I recently wrote about my new language routine in detail. It's a powerful routine (with a CRAZY early start) I've used to make fast progress in my language learning.
The most important part of the routine is something I call “core study time”.
This core study time involves 30-45 minutes of focused study. I do it first thing in the morning before starting my day.
After publishing this article, I received a barrage of questions, all asking the same thing: “What do you actually do during your core study time?”
Inspired by this, I've decided to write a series of blueprints for using your core study time to best effect.
Before we dive into the specific study routines themselves, we'll start by getting clear about what this core time is and why it's important.
What Is Core Study Time?
One of the most important skills in language learning is the ability to make steady, reliable progress over time.
This means knowing how to control and guide your progress in different aspects of a language, and actually doing the work required so you do improve.
This isn't easy. It requires attention and effort, but does get easier with experience.
Less experienced language learners typically don't know how to do this, and end up “binge learning” instead – jumping from one language resource to the next without any structure or plan in place.
Binge learning can be disastrous for motivation, leaving you despondent and frustrated, because you're not in control of your learning.
The antidote to binge learning, and the secret to making consistent progress in a foreign language, is to have a regular (“core”) time when you sit down and study in a focused way – ideally every day.
Making consistent progress in a language requires a regular time in your day when you can sit down and do some focused study.
Why Does Core Study Time Matter?

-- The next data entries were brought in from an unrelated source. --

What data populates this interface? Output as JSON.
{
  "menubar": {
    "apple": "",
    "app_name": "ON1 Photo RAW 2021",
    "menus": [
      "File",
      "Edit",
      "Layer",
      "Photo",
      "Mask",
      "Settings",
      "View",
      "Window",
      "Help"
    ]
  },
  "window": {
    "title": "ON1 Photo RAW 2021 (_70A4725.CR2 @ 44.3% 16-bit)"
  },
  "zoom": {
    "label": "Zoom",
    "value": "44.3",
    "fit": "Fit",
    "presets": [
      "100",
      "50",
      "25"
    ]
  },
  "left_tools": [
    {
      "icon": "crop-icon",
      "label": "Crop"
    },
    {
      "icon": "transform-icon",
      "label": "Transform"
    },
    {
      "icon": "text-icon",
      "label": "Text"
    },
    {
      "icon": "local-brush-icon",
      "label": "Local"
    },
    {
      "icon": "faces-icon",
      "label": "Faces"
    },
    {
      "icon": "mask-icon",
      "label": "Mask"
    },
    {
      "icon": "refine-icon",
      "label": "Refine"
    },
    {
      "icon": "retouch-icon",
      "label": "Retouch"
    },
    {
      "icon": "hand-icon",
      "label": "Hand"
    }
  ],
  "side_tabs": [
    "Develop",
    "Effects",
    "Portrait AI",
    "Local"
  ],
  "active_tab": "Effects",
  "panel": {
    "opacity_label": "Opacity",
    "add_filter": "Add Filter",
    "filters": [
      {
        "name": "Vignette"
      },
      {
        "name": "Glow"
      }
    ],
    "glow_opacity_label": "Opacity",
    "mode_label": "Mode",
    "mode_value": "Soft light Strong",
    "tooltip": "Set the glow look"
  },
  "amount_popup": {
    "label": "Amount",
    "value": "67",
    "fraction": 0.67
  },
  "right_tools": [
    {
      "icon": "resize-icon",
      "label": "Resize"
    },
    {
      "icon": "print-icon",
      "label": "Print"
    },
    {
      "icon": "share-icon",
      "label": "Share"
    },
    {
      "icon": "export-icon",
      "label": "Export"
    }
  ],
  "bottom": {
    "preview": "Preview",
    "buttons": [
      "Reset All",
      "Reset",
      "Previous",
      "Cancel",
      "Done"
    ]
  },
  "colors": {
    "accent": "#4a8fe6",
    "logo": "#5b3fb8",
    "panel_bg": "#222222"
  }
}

The point of having a core study time in your day is not to be prescriptive about how to learn a language.
However, when I see language learners frustrated with a lack of progress, it's not usually because they don't know what (or how) to study.
You're probably very creative and have plenty of interesting language resources to help you. If you're not seeing the progress you want, it's probably because you fail to consolidate what you learn.
- You grab 5 minutes at lunch time to “do something, quick!”
- You listen to audio without really knowing why
- You chat with your tutor without any plan of what you want to practise
- You daydream whilst watching foreign language movies
- You think about dinner whilst staring at the pages in your textbook
You try to fit language learning into your day whenever you can. You don't have a plan. (And if you do, you don't follow it!).
You keep yourself busy studying, without ever actually learning.
Filling your day with language activities can be a great thing to do. But in order to learn from it all, you need a period of focus, where you can sit quietly without any distractions, and focus on the task of studying the language.
This is why core study time exists.
[Tweet “To learn – to really learn – you need to be 100% engaged in the task of learning.”]
The point isn't what you do in your core study time. The point is that it's there for you to focus on the most important task at hand. (The most important task will change over time.)
Core study time is the time I devote to making sure I learn what I'm supposed to be learning.
This means applying myself 100%, with complete focus.
This is why I have my core study time while the rest of the world is sleeping, although you could just as easily do it at 1pm, 8pm or 2am! (Whatever works for you.)
There are many things you can focus on during this time, and I'll be describing them in detail in this series.
But what it comes down to is this: You simply can't leave it to chance that you will keep learning.
Without core study time in your schedule, you're probably only working to 50% of your ability, competing with the endless distractions of daily life.
To set aside core study time every day is to say: “This time a is a gift to myself. This is when I work to my full potential. This is an investment in myself and my future.”
What should you do in your core study time? I'm glad you asked…
- Core Study Sequences Part 1: Listening Comprehension
- Core Study Sequences Part 2: Learning Vocabulary
- Core Study Sequences Part 3: Lesson Preparation
- Core Study Sequences Part 4: Glossika Language Training
- Core Study Sequences Part 5: Studying Dialogues
- Core Study Sequences Part 6: Transcribing Audio
- Core Study Sequences Part 7: Reverse Translation
Do you have a core study time in your schedule? What time works best for you? What questions do you have about creating this time in your day? Let me know in the comments below!